(Component data from apps and pages)

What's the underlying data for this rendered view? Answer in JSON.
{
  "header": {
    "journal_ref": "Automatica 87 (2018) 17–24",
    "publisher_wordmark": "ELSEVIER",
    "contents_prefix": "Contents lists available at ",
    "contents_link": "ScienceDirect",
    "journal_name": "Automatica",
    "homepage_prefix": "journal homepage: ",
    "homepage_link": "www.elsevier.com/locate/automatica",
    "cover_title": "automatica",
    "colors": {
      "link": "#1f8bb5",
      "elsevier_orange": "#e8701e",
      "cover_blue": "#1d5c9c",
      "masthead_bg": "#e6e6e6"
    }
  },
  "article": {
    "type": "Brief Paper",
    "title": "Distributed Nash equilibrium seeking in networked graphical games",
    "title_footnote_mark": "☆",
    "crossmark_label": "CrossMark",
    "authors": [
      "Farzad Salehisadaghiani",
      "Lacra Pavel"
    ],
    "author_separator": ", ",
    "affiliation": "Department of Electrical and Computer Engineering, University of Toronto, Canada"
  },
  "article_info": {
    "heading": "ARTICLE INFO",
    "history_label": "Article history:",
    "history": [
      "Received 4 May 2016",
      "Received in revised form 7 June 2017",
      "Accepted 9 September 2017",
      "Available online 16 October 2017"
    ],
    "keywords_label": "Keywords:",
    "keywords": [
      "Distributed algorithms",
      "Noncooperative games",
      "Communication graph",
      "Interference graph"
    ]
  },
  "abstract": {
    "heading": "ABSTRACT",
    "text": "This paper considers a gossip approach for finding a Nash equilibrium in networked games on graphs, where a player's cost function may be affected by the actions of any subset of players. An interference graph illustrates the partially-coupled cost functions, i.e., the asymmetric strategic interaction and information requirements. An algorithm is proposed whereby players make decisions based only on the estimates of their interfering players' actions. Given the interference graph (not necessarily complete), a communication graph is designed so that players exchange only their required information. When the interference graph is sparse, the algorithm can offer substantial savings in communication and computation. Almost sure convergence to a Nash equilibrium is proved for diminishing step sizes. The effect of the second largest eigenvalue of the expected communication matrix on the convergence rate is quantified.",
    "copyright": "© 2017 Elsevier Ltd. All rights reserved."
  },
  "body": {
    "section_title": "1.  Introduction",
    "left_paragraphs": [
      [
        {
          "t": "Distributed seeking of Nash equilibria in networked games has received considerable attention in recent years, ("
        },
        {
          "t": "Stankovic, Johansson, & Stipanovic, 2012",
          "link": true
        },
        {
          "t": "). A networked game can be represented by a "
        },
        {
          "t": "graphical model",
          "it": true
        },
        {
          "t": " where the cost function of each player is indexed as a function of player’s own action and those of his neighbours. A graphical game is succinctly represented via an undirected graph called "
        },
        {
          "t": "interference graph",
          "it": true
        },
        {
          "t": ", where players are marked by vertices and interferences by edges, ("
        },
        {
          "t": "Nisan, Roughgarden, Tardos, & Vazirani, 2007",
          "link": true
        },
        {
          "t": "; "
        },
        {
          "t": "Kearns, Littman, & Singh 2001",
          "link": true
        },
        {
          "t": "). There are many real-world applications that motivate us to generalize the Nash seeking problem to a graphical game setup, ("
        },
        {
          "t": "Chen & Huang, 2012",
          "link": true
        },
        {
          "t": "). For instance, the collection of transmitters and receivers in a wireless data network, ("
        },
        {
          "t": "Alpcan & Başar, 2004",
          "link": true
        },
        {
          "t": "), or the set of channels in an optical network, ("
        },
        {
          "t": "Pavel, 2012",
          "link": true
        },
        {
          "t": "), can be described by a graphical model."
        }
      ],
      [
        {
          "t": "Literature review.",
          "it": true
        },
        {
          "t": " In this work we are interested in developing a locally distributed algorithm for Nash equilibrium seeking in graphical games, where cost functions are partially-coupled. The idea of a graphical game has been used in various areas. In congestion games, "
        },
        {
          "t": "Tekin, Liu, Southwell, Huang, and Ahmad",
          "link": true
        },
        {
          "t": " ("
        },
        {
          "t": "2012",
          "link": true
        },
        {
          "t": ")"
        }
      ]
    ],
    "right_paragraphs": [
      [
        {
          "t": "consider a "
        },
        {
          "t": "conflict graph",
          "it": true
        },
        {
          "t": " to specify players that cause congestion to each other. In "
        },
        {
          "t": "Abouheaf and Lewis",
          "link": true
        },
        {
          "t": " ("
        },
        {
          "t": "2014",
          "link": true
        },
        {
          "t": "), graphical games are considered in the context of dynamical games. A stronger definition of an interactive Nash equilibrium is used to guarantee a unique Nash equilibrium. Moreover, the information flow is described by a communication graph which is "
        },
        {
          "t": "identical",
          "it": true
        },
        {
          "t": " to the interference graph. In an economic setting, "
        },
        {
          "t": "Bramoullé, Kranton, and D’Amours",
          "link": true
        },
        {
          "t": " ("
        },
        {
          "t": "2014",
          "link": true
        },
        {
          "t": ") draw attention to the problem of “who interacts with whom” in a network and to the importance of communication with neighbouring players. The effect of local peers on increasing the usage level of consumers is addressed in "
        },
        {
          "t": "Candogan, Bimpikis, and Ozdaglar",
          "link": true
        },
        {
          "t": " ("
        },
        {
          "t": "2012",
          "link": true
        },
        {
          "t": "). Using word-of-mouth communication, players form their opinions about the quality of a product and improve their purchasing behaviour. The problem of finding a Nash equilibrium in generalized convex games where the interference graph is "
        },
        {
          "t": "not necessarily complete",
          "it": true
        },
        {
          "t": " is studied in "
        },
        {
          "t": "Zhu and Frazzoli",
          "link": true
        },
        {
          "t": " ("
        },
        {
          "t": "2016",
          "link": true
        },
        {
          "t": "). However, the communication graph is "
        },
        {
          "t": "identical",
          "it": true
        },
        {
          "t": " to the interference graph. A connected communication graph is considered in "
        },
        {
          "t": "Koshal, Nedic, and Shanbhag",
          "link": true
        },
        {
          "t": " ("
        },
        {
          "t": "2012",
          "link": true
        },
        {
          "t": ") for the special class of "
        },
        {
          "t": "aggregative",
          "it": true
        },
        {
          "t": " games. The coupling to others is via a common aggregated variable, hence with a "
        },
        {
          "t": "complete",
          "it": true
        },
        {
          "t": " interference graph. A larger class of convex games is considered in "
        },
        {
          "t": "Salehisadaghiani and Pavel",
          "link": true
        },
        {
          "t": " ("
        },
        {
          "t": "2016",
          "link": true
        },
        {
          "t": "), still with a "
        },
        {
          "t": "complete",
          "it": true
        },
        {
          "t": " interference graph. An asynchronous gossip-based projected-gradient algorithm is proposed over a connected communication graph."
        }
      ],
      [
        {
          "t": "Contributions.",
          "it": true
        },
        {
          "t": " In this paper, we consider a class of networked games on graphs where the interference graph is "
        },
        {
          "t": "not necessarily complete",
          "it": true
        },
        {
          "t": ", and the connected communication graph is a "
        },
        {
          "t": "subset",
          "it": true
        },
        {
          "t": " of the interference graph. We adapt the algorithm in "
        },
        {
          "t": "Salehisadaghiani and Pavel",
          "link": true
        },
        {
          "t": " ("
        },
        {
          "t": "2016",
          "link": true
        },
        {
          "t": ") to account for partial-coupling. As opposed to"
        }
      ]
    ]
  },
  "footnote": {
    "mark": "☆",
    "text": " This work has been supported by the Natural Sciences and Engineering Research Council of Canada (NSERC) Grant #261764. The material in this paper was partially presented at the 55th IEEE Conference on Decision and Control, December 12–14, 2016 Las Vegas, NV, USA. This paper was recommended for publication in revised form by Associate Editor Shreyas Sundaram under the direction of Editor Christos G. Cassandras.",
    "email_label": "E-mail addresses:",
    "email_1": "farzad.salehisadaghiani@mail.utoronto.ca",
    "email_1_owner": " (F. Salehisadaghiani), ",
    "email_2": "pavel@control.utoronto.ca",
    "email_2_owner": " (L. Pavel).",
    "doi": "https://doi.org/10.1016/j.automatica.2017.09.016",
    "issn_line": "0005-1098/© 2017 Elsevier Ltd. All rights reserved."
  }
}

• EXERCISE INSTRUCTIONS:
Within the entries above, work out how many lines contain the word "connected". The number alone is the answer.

• ANSWER SPACE:
3